The Islamists are Back in Power in Morocco
Prior to and during the electoral campaign, political analysts, experts and pundits all claimed that the influence of the PJD (Party of Justice and Development) was over and that the secularists of PAM (Party for Authenticity and Modernity) would win the general elections because the Islamists had failed to deliver what they had promised during the last electoral campaign: the economy is sluggish, the youth are still disenchanted because of the lack of jobs, corruption is rampant, nepotism flourishes, embezzlement of funds and land-grabs and sexual scandals are rampant, and they cut the crucial subsidies of staple goods in their attempt to satisfy the World Bank.
It appeared that the PJD could no longer invoke the Arab Spring.
But to the amazement of everyone, the Islamists won the elections with more seats (125) than the last election (107) which means they are more confident. Nevertheless, they will need to form a coalition government and are subject to the diktat of small parties which often want more political power than they are allowed.
Islamist electoral “miracle”
Is the return of PJD to the helm of the country the result of God’s will to humiliate the Pam secularists? The answer is definitely no. It is the result of several PJD political attributes: they are more organized locally and nationally and more disciplined and regimented, they have a better propaganda machine making use of the communicative wonders of the Internet and social media. Two days before the election they sent messages on Whatsapp telling their faithful to vote early in the morning and before midday prayer time and reminding them that to vote in favor of PJD as a divine obligation that will be rewarded in paradise.
Their sympathizers and cadres crisscrossed the country distributing leaflets, meeting with the people and making down to earth promises which were more convincing than the other parties who try to buy votes by promises, food or money.
The most important weapon of PJD is their use of religion. The Friday prayer sermons can be a potent propaganda weapon which they capitalized on by sending them from the Ministry of Wakf and Islamic Affairs in Rabat.
Unlike the other parties, PJD remains in touch with the population and provides assistance with money and sympathy. Very much like the IKhwan in Egypt, they provide social services that the state has practically abandoned to save money. They organize funerals and marriages for the poor and provide them with a free ram to celebrate Eid al-Adha “the Feast of Sacrifice” and help them defray medical expenses. Consequently, the population is indirectly brainwashed into becoming “soldiers” of the party ready to do anything the party will ask of them as an expression of gratitude. Thus, voting for the party’s glory becomes a religious obligation as important as the five prayers of the day.

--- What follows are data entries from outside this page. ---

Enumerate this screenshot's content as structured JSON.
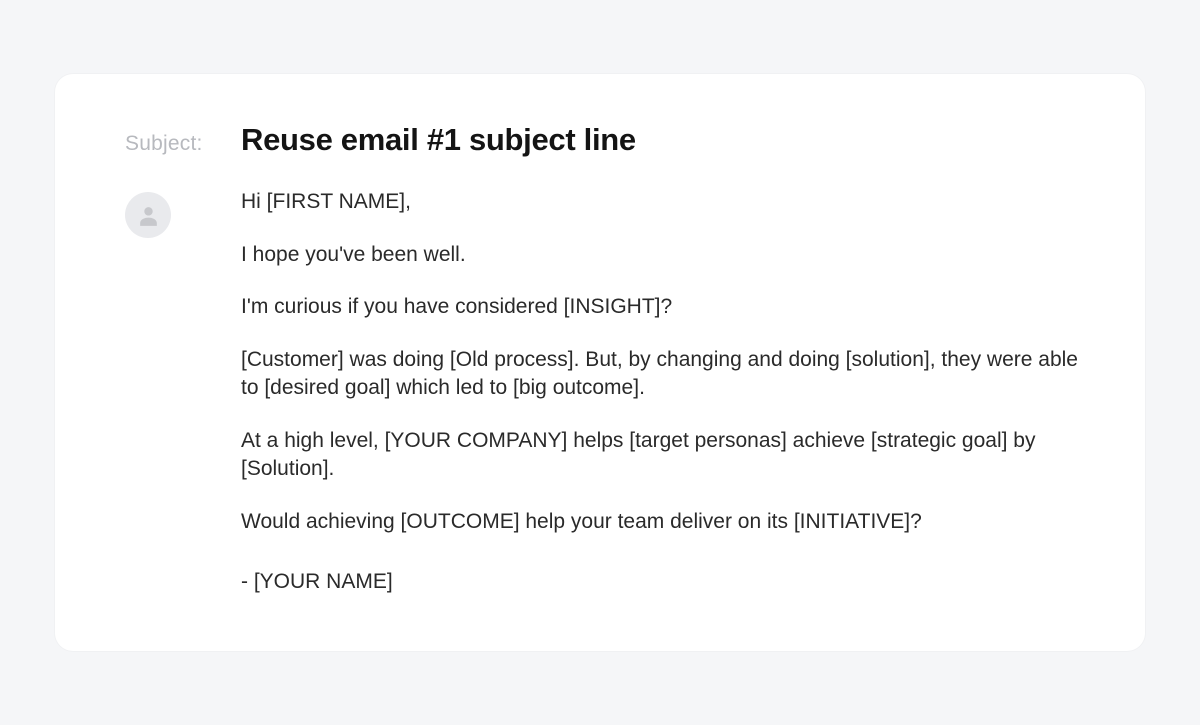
{
  "subject": {
    "label": "Subject:",
    "value": "Reuse email #1 subject line"
  },
  "body": {
    "greeting": "Hi [FIRST NAME],",
    "p1": "I hope you've been well.",
    "p2": "I'm curious if you have considered [INSIGHT]?",
    "p3": "[Customer] was doing [Old process]. But, by changing and doing [solution], they were able to [desired goal] which led to [big outcome].",
    "p4": "At a high level, [YOUR COMPANY] helps [target personas] achieve [strategic goal] by [Solution].",
    "p5": "Would achieving [OUTCOME] help your team deliver on its [INITIATIVE]?",
    "signature": "- [YOUR NAME]"
  }
}
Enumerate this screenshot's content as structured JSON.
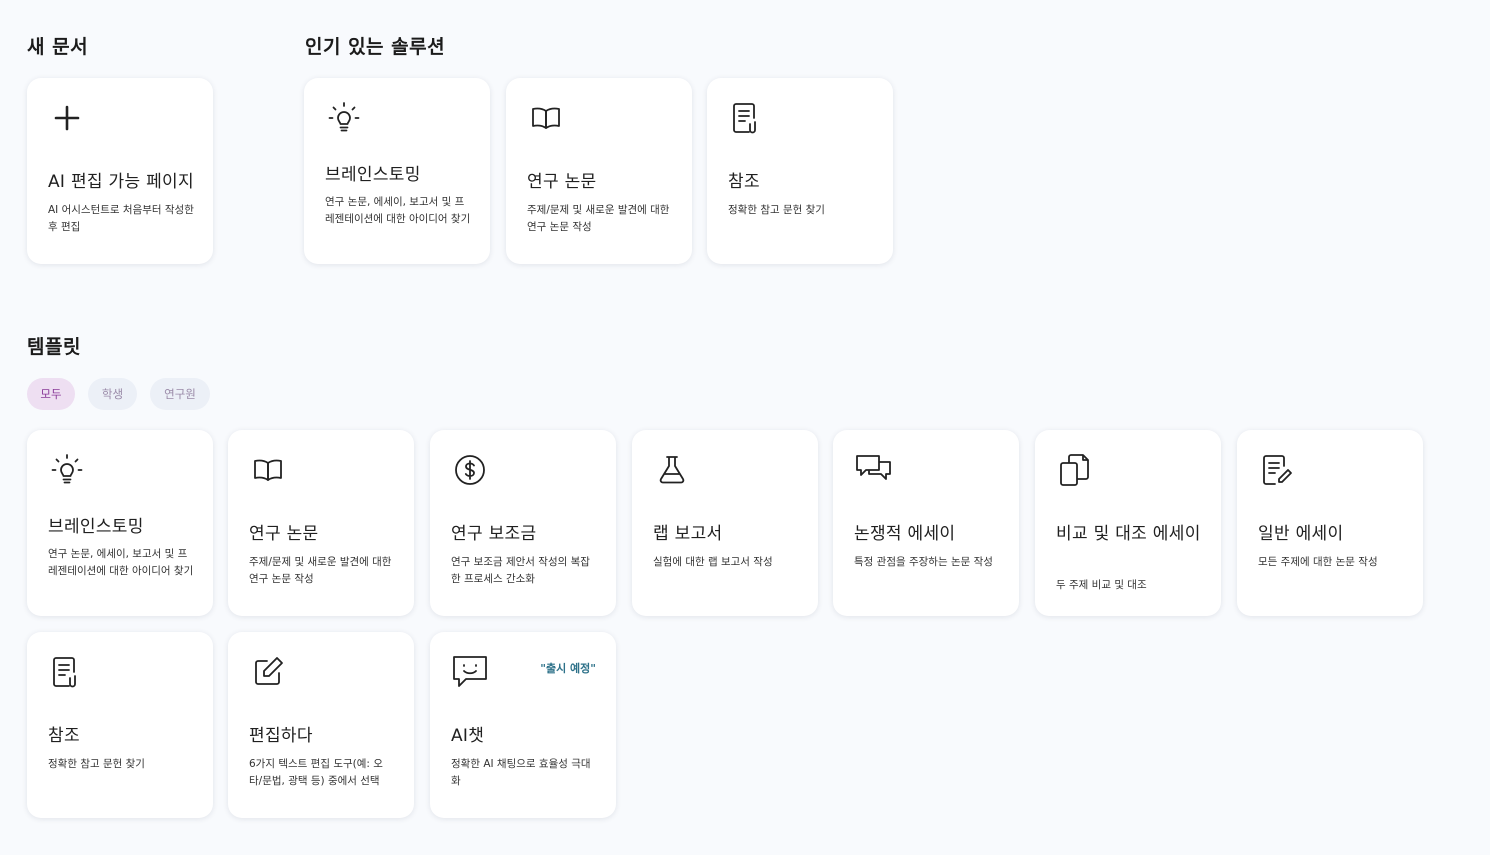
{
  "sections": {
    "new_doc": "새 문서",
    "popular": "인기 있는 솔루션",
    "templates": "템플릿"
  },
  "new_doc_card": {
    "icon": "plus-icon",
    "title": "AI 편집 가능 페이지",
    "desc": "AI 어시스턴트로 처음부터 작성한 후 편집"
  },
  "popular_cards": [
    {
      "icon": "lightbulb-icon",
      "title": "브레인스토밍",
      "desc": "연구 논문, 에세이, 보고서 및 프레젠테이션에 대한 아이디어 찾기"
    },
    {
      "icon": "book-icon",
      "title": "연구 논문",
      "desc": "주제/문제 및 새로운 발견에 대한 연구 논문 작성"
    },
    {
      "icon": "document-clip-icon",
      "title": "참조",
      "desc": "정확한 참고 문헌 찾기"
    }
  ],
  "filters": [
    "모두",
    "학생",
    "연구원"
  ],
  "template_cards": [
    {
      "icon": "lightbulb-icon",
      "title": "브레인스토밍",
      "desc": "연구 논문, 에세이, 보고서 및 프레젠테이션에 대한 아이디어 찾기"
    },
    {
      "icon": "book-icon",
      "title": "연구 논문",
      "desc": "주제/문제 및 새로운 발견에 대한 연구 논문 작성"
    },
    {
      "icon": "dollar-icon",
      "title": "연구 보조금",
      "desc": "연구 보조금 제안서 작성의 복잡한 프로세스 간소화"
    },
    {
      "icon": "flask-icon",
      "title": "랩 보고서",
      "desc": "실험에 대한 랩 보고서 작성"
    },
    {
      "icon": "chat-bubbles-icon",
      "title": "논쟁적 에세이",
      "desc": "특정 관점을 주장하는 논문 작성"
    },
    {
      "icon": "copy-icon",
      "title": "비교 및 대조 에세이",
      "desc": "두 주제 비교 및 대조"
    },
    {
      "icon": "document-edit-icon",
      "title": "일반 에세이",
      "desc": "모든 주제에 대한 논문 작성"
    },
    {
      "icon": "document-clip-icon",
      "title": "참조",
      "desc": "정확한 참고 문헌 찾기"
    },
    {
      "icon": "edit-icon",
      "title": "편집하다",
      "desc": "6가지 텍스트 편집 도구(예: 오타/문법, 광택 등) 중에서 선택"
    },
    {
      "icon": "chat-smile-icon",
      "title": "AI챗",
      "desc": "정확한 AI 채팅으로 효율성 극대화",
      "badge": "\"출시 예정\""
    }
  ]
}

Unlike other Islamist parties in the Arab World, PJD has always been pro-establishment. They have no ambition to change the regime, but on the contrary they want to stay under the traditional umbrella of the sultan. Benkirane, the Head of the Government has always shown incredible support for the monarchy and, as a matter of fact, he has left many of his own constitutional prerogatives to the discretion of the king, in a show of gratitude and respect.
After the celebrations of this important win which many cadres and rank and file consider to be a “divine sign,” the PJD will have to face the reality of Moroccan politics. Basically, most of the Moroccan political parties are mere pressure groups seeking material gains for their party members. So the parties that Bekirane will select would want to maximize benefits from their support and so they will bargain. It will probably take many weeks for the PJD to form a coalition government, but that is the price to pay.
The PJD negotiations to form a coalition government will, undoubtedly, weaken the party because it will be compelled to form the much-wanted coalition and give up some ministerial portfolios such as foreign and interior affairs and as such will not have any control over some important political areas. In the first government after the win in 2011, Istiqlal was part of the coalition but it was very greedy and its incessant demands for more portfolios created havoc within the coalition leading to its departure.
Apart from the Istiqlal, the other major parties like the RNI (National Gathering of Independents,) UC (Constitutional Union,) MP (Popular Movement,) and PPS (Party for Progress and Socialism,) will basically accept what PJD offers them in terms of ministerial posts and will hopefully not negotiate to get what is more than their worth.
PJD and the West
PJD receives good press in Washington and the US must be happy about their win. At a time when ISIS and the violent Salafists are causing havoc in Western capitals with their terrorist attacks and violent agenda, PJD, very much like Ennahda in Tunisia, are examples that encourage power-sharing schemes in the fractured Arab lands with the hope that in time they will become like the Christian democratic parties in Europe.
Morocco is undoubtedly an exception in the Arab world and it is also a political lab in which important tests are undertaken that could ultimately be of help to the rest of the Arab world.
The October 7, 2016 general elections were conducted with total transparency and when everyone was expecting the establishment to favor the party with royalist leanings i.e. PAM, the Islamists won the day majestically. But, now they have to be up to the task to deliver the goods and in this particular area there is no room for divine miracles, it is only a question of hard work and good faith. Will they succeed, that is the question.